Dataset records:
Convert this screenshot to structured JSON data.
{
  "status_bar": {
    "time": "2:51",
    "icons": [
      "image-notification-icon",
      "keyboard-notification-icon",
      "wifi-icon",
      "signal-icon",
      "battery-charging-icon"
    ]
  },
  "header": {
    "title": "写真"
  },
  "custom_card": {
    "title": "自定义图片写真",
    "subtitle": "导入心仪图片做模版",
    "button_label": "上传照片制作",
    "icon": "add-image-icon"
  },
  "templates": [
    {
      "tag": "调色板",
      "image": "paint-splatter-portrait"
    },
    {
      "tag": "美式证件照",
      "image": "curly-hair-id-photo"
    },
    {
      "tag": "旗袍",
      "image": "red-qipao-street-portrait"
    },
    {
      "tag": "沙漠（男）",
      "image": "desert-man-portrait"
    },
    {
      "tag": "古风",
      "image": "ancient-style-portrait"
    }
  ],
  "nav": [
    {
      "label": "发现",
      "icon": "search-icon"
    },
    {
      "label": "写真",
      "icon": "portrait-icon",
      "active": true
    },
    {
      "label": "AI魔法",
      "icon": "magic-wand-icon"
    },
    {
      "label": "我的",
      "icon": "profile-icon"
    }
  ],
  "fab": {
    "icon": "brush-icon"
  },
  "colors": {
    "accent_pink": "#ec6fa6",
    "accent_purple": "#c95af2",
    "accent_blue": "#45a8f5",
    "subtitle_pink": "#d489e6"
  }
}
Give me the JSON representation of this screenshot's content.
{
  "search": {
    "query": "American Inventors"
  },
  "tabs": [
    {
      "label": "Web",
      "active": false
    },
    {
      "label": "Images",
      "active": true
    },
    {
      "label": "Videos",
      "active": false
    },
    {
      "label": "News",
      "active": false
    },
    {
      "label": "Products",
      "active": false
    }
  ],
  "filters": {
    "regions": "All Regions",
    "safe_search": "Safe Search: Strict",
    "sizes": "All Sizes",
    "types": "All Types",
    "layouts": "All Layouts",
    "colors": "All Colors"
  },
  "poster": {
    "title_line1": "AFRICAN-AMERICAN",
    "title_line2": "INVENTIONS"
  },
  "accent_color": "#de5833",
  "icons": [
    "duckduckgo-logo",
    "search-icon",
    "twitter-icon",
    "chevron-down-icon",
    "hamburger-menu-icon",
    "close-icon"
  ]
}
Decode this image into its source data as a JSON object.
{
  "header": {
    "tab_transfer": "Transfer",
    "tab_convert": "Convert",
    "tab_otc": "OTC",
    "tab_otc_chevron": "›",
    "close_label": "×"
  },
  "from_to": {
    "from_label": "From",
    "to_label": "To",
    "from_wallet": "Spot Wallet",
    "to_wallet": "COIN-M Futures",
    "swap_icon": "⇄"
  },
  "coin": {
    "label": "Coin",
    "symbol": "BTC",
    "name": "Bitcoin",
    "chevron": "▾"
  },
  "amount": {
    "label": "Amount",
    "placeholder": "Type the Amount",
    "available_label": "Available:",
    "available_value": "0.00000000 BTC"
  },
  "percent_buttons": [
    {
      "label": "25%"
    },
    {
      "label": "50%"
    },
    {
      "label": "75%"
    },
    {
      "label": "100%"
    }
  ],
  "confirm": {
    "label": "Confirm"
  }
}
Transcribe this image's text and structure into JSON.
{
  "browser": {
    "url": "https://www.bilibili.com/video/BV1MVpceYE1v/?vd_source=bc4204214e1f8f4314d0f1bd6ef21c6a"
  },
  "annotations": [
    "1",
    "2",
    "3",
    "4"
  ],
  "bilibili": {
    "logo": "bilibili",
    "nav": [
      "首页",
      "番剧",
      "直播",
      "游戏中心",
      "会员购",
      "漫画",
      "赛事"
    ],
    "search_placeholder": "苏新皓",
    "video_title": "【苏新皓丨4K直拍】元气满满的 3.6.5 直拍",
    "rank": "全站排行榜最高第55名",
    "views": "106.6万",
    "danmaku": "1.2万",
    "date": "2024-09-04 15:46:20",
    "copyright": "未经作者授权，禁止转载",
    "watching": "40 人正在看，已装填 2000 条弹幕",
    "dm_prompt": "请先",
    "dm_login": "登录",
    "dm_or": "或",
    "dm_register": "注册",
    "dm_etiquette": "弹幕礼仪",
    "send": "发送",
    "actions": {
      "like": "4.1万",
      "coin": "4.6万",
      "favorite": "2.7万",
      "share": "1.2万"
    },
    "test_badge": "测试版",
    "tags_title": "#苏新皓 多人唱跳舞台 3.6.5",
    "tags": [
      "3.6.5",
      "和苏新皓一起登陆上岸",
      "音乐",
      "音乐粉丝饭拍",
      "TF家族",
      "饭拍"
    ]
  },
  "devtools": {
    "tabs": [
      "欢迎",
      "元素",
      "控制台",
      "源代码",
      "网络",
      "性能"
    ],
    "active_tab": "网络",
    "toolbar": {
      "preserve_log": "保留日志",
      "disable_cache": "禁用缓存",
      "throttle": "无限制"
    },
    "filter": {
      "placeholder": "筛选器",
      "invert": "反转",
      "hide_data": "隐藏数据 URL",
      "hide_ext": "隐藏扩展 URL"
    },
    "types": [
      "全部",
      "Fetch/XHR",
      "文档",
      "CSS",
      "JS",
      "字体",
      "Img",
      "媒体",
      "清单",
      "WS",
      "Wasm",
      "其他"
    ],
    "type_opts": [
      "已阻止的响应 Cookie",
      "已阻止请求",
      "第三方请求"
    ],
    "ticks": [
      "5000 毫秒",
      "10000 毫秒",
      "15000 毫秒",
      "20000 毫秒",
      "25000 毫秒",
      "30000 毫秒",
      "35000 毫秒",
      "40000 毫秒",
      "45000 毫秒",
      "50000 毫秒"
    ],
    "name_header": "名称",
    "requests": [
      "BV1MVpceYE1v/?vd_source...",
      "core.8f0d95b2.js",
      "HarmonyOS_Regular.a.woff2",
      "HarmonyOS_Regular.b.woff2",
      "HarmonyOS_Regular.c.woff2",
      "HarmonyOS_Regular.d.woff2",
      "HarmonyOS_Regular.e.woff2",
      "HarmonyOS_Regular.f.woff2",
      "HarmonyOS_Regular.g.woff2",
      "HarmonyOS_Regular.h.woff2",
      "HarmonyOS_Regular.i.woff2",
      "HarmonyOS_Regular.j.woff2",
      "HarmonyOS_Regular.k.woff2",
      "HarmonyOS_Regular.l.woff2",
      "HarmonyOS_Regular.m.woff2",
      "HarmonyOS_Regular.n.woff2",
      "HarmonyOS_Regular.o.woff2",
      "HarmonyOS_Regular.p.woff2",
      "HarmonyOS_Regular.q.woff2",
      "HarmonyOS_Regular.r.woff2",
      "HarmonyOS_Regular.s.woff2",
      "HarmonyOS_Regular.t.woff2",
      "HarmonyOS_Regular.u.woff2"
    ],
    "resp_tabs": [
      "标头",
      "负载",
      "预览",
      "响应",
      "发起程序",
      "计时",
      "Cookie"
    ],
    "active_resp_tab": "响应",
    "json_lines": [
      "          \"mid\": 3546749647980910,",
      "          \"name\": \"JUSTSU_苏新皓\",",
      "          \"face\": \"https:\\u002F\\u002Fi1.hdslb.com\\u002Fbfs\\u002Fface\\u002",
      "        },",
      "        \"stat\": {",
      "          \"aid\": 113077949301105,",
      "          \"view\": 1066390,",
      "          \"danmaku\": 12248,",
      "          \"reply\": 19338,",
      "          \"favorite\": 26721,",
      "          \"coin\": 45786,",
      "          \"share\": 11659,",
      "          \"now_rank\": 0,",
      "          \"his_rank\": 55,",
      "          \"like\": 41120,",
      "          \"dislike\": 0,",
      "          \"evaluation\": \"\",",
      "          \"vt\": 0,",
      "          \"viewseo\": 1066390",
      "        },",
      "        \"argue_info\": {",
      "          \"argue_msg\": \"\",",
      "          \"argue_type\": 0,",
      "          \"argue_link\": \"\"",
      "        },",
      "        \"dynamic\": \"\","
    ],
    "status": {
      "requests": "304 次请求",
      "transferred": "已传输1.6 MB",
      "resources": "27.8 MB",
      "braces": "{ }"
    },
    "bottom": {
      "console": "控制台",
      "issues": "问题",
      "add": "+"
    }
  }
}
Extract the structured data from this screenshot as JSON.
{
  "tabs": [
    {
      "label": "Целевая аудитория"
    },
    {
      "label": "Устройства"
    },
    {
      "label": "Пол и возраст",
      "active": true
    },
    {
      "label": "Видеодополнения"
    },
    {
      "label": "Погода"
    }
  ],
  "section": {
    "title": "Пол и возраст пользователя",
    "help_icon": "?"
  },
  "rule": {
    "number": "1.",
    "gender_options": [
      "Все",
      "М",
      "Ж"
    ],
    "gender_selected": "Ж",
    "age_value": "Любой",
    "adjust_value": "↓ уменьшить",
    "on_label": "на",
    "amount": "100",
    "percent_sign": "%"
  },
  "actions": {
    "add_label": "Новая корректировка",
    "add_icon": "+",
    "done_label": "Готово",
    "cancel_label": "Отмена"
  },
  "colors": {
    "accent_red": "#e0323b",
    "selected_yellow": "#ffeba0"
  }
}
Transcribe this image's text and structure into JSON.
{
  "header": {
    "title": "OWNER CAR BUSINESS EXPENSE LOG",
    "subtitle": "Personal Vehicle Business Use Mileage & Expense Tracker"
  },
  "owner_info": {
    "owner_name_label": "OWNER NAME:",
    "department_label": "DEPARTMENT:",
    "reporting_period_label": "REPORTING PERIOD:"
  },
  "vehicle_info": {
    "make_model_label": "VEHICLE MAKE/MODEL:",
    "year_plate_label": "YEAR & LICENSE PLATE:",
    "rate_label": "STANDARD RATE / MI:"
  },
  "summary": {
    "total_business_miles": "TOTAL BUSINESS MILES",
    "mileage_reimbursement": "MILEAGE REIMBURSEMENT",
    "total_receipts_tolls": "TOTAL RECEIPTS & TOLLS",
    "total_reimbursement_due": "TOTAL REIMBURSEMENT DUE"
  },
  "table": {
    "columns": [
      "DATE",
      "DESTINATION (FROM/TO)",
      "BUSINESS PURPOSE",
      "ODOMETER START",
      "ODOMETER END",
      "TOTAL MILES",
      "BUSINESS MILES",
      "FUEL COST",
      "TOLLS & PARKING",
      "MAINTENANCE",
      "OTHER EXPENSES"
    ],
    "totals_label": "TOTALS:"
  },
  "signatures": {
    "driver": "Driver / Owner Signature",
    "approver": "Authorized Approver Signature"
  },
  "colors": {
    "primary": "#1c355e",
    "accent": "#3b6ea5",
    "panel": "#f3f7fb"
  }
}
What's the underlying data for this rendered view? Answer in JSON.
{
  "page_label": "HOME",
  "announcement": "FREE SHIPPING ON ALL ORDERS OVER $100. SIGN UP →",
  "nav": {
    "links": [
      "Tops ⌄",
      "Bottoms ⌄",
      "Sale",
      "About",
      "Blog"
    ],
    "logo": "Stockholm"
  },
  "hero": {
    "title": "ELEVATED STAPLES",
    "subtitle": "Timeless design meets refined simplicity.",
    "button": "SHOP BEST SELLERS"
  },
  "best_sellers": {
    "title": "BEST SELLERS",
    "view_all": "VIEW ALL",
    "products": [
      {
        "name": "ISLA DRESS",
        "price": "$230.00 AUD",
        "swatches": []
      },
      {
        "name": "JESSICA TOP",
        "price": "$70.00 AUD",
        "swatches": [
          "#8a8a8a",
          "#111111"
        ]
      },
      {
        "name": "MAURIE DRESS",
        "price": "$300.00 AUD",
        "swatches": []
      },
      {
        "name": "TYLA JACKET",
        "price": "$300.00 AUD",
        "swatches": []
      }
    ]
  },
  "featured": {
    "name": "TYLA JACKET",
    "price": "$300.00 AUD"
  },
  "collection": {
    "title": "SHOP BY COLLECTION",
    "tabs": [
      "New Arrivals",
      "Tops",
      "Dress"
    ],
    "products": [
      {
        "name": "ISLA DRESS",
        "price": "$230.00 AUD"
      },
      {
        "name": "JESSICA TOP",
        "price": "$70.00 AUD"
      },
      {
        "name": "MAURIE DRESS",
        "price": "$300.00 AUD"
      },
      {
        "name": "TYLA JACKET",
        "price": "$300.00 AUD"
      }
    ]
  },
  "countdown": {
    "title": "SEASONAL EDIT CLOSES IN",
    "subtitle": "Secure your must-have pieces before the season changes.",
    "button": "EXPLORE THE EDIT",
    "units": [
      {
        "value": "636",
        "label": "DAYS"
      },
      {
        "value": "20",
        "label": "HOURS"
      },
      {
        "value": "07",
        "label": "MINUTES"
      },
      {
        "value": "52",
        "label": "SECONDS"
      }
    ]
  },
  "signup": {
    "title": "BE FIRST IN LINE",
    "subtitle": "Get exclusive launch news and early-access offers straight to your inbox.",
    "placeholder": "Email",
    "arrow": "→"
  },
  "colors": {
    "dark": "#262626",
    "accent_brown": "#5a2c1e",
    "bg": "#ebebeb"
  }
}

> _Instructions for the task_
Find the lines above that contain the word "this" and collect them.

> _Written solution_
Convert this screenshot to structured JSON data.
Give me the JSON representation of this screenshot's content.
Decode this image into its source data as a JSON object.
Transcribe this image's text and structure into JSON.
Extract the structured data from this screenshot as JSON.
Transcribe this image's text and structure into JSON.
What's the underlying data for this rendered view? Answer in JSON.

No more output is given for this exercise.